MATERIAL PROVIDED
[Start of Attachment]
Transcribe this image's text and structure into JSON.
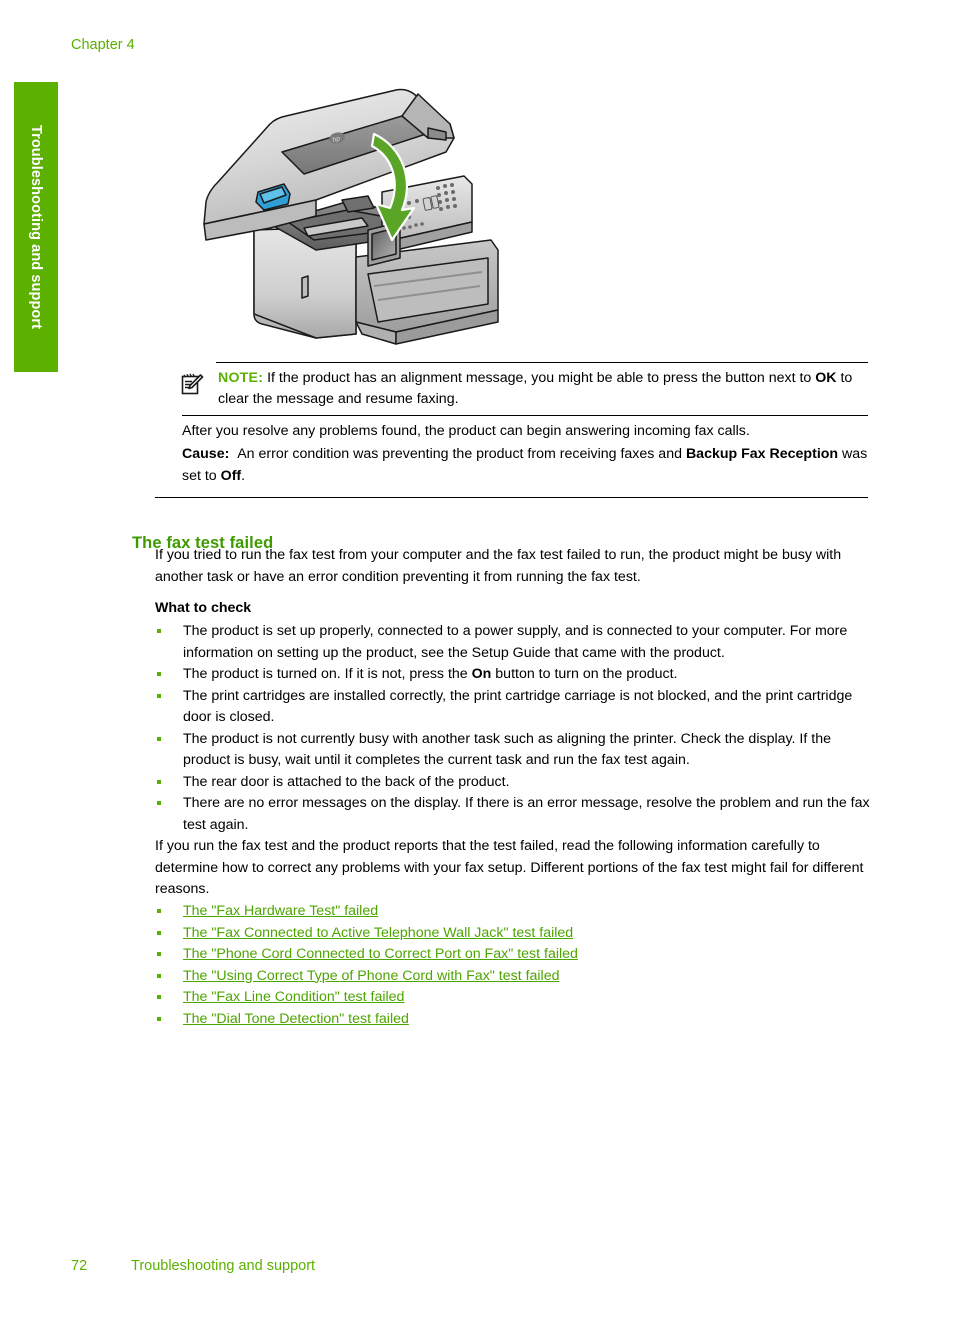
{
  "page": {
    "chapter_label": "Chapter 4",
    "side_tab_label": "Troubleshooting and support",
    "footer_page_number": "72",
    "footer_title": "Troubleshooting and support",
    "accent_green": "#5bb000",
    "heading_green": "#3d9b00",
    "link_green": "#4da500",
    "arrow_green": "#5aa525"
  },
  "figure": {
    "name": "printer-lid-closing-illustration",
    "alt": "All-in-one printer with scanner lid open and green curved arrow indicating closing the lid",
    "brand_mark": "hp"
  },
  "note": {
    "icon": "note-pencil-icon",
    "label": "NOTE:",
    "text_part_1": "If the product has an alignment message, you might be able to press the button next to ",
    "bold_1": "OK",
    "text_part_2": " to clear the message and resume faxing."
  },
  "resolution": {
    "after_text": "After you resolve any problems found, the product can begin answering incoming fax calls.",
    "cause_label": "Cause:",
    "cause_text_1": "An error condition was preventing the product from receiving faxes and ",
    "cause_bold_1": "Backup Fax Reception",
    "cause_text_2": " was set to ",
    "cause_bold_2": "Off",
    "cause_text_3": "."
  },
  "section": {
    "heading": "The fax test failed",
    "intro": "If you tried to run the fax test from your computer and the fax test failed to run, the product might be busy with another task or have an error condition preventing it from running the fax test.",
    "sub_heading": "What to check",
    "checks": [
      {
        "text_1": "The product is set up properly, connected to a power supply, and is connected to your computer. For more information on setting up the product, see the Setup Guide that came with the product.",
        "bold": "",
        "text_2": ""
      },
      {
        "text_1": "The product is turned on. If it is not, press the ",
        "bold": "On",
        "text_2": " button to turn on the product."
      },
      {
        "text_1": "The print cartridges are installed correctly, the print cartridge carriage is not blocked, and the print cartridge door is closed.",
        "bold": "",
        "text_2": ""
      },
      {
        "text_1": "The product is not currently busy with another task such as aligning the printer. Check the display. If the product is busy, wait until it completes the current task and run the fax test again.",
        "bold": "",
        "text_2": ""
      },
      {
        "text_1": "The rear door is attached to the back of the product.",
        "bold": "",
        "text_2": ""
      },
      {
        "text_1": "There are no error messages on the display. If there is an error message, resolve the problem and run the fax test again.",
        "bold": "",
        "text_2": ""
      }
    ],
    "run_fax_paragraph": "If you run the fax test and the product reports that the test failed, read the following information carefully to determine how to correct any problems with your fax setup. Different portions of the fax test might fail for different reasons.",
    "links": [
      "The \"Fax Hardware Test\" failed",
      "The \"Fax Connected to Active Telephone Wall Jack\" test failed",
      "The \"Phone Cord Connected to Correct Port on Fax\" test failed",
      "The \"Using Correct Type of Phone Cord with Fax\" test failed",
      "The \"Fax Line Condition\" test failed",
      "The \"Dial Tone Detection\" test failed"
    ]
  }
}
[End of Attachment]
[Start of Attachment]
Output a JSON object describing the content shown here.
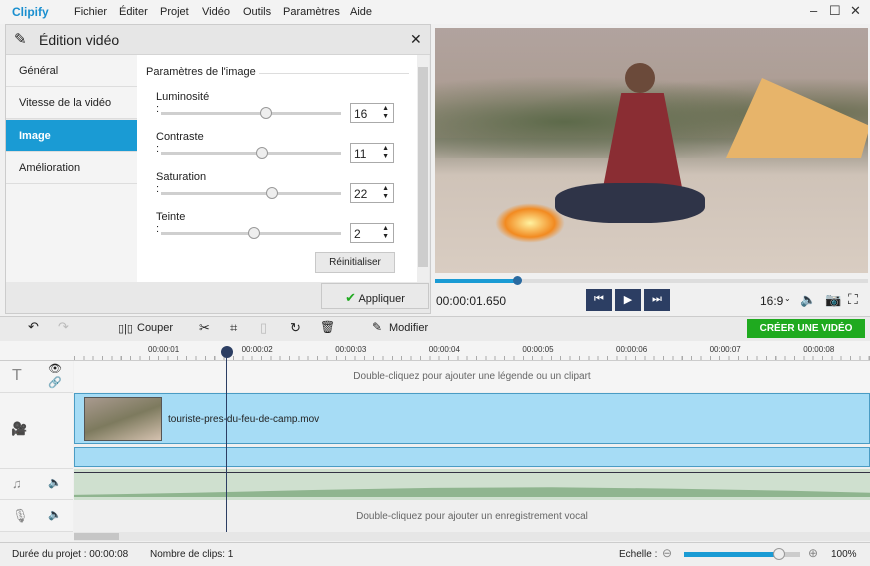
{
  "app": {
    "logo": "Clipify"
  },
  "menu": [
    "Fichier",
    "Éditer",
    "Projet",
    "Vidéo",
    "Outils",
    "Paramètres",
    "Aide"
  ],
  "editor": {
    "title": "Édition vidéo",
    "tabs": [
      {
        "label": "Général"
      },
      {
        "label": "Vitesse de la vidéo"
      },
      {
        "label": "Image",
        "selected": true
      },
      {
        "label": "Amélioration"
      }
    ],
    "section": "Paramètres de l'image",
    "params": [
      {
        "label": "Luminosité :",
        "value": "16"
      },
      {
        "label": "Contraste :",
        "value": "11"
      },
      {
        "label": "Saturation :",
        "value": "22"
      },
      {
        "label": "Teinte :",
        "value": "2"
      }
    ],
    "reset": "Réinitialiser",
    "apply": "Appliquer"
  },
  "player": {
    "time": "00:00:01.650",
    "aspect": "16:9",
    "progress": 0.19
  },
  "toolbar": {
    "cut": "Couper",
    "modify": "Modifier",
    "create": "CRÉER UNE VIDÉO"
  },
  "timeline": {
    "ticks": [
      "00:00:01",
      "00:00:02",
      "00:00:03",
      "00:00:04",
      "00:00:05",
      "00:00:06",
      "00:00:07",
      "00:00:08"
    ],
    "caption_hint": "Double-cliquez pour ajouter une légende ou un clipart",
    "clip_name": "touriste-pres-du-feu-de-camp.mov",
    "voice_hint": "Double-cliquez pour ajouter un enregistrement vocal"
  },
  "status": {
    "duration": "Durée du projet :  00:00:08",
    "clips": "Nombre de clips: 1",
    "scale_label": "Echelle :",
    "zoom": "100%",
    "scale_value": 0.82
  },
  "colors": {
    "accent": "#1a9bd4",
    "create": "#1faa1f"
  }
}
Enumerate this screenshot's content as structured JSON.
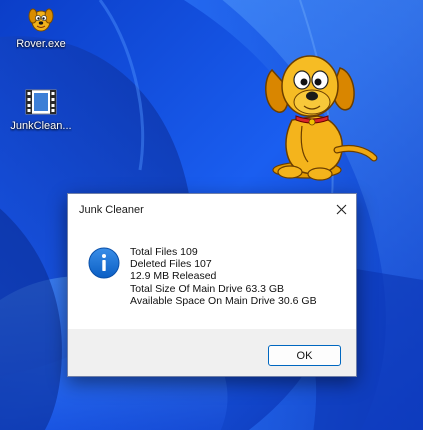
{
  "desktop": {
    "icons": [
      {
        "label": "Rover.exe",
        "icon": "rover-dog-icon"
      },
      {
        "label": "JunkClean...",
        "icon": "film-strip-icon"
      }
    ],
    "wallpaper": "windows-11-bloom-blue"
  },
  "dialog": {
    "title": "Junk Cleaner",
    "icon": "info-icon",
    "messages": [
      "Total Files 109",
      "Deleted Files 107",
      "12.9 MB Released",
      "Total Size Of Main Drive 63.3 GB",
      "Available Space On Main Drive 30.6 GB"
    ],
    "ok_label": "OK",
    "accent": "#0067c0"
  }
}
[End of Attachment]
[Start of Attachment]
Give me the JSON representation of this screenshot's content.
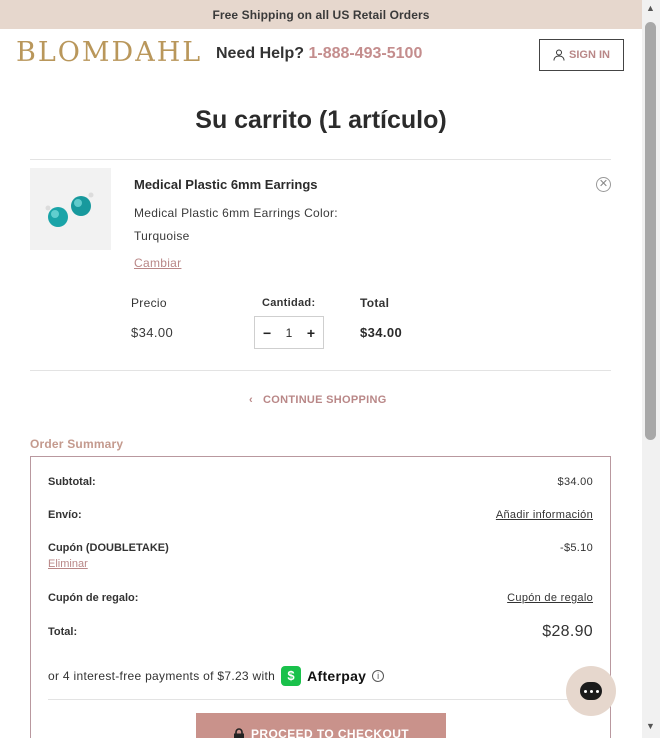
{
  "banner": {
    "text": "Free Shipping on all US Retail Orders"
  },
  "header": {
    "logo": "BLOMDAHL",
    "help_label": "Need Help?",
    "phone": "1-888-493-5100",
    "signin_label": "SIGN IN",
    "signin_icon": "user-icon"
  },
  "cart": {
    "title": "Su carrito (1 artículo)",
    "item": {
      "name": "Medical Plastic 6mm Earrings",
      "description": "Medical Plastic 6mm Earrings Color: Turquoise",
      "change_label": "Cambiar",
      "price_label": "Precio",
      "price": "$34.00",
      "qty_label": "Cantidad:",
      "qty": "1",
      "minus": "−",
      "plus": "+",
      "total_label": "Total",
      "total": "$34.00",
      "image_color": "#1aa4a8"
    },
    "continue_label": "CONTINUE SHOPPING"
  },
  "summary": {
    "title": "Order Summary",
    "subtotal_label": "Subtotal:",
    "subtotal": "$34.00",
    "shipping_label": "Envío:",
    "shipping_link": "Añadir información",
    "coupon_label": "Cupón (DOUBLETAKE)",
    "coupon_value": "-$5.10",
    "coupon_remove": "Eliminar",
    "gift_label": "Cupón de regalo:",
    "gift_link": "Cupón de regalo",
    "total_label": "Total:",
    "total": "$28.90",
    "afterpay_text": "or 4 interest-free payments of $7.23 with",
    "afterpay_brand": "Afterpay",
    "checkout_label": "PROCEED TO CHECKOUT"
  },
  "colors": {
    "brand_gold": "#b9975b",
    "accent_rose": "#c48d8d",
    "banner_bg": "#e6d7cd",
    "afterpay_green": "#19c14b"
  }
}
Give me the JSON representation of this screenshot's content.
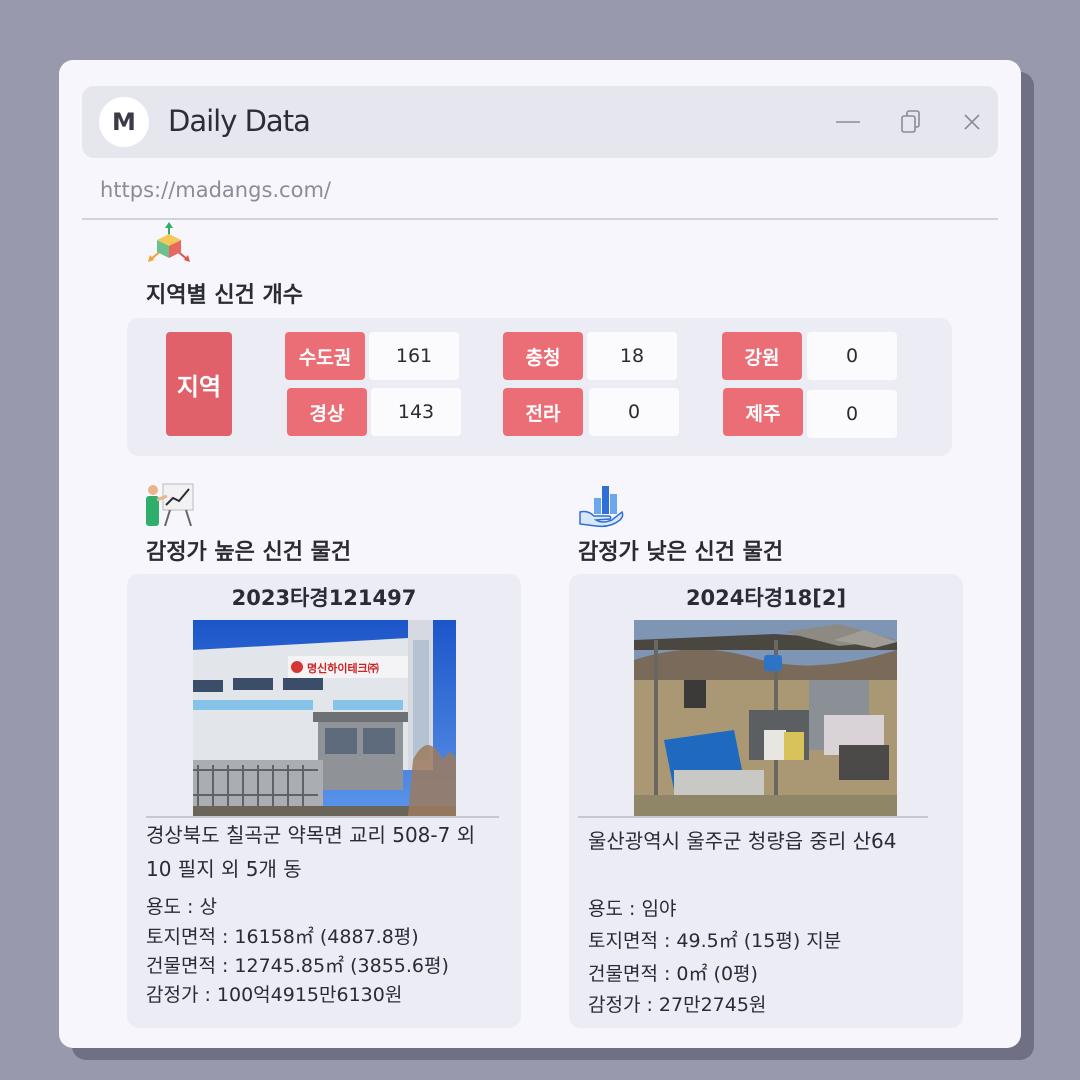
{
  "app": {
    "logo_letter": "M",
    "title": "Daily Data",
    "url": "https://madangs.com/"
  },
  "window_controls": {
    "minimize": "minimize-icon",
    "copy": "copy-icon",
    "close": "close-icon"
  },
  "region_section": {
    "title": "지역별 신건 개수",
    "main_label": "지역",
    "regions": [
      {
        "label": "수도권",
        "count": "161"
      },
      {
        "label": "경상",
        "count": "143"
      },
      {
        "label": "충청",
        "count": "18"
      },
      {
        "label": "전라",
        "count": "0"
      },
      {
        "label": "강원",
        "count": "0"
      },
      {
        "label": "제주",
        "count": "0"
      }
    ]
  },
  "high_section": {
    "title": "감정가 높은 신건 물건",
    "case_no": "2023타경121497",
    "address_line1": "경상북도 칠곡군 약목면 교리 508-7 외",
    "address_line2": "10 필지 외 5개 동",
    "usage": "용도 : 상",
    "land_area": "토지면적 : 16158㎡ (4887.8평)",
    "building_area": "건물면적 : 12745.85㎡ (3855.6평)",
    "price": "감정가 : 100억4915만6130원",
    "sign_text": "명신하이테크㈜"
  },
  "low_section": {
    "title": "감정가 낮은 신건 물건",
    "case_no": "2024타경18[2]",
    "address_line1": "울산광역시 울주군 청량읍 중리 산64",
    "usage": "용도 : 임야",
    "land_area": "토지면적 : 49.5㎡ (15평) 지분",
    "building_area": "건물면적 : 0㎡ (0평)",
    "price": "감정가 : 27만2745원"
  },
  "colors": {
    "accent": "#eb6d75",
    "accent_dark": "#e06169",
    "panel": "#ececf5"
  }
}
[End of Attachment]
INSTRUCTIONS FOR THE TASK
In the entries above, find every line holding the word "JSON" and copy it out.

THE COMPLETED TASK
Transcribe this image's text and structure into JSON.
Output a JSON object describing the content shown here.
Enumerate this screenshot's content as structured JSON.
Give me the JSON representation of this screenshot's content.
Give me the JSON representation of this screenshot's content.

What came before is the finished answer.